------ Supplied material

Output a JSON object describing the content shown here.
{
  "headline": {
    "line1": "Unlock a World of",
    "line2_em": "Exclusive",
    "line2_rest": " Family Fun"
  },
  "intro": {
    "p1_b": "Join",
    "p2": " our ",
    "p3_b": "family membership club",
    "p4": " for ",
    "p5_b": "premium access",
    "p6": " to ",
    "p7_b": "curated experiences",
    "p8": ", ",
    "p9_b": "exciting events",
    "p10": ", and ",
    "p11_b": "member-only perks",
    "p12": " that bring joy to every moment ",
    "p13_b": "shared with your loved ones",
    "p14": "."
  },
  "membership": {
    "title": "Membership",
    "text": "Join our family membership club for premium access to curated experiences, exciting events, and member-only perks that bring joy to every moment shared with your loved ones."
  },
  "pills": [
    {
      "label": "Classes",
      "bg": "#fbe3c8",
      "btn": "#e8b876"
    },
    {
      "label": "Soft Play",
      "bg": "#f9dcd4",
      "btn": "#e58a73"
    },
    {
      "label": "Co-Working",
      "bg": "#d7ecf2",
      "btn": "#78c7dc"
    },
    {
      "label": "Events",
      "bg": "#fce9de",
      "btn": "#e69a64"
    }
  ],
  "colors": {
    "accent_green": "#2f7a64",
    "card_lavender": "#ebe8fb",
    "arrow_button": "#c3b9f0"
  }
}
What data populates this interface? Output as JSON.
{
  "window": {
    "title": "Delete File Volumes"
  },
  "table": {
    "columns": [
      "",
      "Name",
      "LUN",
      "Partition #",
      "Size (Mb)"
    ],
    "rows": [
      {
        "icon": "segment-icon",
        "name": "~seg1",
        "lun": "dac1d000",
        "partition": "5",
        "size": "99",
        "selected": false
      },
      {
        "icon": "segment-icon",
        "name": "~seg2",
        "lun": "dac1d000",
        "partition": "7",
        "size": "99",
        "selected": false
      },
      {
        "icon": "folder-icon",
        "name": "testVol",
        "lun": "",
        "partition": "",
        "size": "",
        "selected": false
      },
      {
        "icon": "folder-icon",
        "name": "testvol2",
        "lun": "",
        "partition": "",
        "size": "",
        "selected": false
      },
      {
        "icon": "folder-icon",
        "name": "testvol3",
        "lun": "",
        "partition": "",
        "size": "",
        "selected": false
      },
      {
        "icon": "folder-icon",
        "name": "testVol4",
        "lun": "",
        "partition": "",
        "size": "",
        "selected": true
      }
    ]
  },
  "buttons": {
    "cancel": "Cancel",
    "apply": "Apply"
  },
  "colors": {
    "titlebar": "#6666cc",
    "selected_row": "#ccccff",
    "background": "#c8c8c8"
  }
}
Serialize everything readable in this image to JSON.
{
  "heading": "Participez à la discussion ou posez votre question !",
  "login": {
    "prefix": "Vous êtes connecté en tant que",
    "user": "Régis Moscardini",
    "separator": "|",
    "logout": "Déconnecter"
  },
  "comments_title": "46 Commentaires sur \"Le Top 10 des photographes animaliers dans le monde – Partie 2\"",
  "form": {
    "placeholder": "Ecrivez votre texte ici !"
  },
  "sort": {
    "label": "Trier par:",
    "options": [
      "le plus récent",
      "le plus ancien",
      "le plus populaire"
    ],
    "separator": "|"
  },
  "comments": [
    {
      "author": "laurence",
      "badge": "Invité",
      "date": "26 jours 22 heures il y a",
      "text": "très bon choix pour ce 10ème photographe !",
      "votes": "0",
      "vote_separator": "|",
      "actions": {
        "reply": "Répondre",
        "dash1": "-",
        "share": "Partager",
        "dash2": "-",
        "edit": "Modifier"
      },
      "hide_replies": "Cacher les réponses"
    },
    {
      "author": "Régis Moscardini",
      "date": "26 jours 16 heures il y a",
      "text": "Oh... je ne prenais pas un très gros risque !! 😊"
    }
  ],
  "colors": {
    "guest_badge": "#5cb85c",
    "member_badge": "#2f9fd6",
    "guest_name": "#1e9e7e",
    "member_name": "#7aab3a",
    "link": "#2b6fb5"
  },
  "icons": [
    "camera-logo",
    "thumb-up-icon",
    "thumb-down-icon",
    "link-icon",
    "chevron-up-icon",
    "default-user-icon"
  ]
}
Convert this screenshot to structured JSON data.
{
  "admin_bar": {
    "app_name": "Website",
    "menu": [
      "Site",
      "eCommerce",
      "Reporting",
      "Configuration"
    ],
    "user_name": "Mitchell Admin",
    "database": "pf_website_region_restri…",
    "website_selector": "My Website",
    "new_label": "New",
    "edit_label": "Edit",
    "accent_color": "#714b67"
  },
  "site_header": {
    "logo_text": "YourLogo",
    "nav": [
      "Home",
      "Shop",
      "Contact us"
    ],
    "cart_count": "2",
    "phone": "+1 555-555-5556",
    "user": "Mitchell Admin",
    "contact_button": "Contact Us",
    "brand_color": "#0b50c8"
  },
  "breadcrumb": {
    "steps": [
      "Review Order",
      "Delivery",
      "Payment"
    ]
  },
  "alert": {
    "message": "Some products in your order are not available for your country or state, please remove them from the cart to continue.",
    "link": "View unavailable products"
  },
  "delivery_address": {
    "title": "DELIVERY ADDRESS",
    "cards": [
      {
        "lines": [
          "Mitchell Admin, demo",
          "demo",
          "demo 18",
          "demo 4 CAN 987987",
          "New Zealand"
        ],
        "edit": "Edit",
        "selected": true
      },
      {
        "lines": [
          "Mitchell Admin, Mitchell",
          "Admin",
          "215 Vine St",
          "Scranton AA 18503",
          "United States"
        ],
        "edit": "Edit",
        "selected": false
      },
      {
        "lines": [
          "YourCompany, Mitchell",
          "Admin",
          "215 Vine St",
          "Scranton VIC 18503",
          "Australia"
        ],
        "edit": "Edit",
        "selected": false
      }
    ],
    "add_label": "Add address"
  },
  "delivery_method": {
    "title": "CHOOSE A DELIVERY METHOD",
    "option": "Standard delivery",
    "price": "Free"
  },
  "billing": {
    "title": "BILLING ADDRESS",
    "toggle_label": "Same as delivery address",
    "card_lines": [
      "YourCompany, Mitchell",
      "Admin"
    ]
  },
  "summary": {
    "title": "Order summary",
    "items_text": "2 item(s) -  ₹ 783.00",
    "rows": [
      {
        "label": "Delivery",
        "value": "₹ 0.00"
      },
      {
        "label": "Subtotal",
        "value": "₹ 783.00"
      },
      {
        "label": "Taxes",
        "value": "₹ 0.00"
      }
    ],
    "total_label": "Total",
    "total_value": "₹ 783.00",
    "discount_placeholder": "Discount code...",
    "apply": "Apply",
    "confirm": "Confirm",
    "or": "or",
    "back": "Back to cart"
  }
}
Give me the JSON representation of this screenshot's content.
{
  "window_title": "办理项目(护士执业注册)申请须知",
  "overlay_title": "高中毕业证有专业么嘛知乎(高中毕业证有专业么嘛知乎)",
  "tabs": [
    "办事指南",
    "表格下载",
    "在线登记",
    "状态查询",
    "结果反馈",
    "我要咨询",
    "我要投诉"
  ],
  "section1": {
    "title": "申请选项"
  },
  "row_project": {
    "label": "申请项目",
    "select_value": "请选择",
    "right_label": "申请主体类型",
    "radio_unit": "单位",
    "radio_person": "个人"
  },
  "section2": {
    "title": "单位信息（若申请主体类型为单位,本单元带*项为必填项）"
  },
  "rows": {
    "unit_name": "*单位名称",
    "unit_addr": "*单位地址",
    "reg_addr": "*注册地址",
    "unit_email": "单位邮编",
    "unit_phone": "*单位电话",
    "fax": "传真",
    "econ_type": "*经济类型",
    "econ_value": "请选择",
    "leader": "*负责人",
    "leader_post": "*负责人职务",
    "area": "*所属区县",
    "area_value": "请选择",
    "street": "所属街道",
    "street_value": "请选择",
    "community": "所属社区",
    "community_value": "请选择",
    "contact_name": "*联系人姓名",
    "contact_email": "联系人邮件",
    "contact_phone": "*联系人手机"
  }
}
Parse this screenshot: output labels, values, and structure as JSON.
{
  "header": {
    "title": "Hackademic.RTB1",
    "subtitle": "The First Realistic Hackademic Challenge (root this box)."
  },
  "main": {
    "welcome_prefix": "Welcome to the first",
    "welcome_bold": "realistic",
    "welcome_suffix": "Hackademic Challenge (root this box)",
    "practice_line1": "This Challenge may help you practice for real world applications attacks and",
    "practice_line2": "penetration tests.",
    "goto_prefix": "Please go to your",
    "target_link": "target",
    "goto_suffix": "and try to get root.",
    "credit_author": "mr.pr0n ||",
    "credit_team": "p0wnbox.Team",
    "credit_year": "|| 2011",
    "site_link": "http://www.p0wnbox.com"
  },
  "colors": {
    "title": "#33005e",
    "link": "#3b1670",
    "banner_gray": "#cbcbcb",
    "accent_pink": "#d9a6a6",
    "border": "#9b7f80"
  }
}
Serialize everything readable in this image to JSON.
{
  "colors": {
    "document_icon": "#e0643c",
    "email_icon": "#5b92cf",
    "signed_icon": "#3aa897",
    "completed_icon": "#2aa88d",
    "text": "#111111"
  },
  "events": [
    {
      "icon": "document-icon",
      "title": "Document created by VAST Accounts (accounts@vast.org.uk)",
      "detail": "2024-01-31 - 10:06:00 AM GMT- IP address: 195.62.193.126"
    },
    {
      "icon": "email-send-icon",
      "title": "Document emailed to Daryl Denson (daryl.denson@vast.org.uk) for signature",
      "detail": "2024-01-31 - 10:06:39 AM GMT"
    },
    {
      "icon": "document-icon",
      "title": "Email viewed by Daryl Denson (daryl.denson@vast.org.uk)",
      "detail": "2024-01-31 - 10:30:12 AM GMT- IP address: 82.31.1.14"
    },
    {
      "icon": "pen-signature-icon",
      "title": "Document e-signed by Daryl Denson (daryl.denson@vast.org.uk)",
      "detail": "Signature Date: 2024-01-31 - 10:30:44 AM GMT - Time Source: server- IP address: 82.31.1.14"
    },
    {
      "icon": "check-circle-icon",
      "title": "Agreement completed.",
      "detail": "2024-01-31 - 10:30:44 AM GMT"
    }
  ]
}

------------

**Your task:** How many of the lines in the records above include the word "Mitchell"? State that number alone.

**Solved exercise:** 6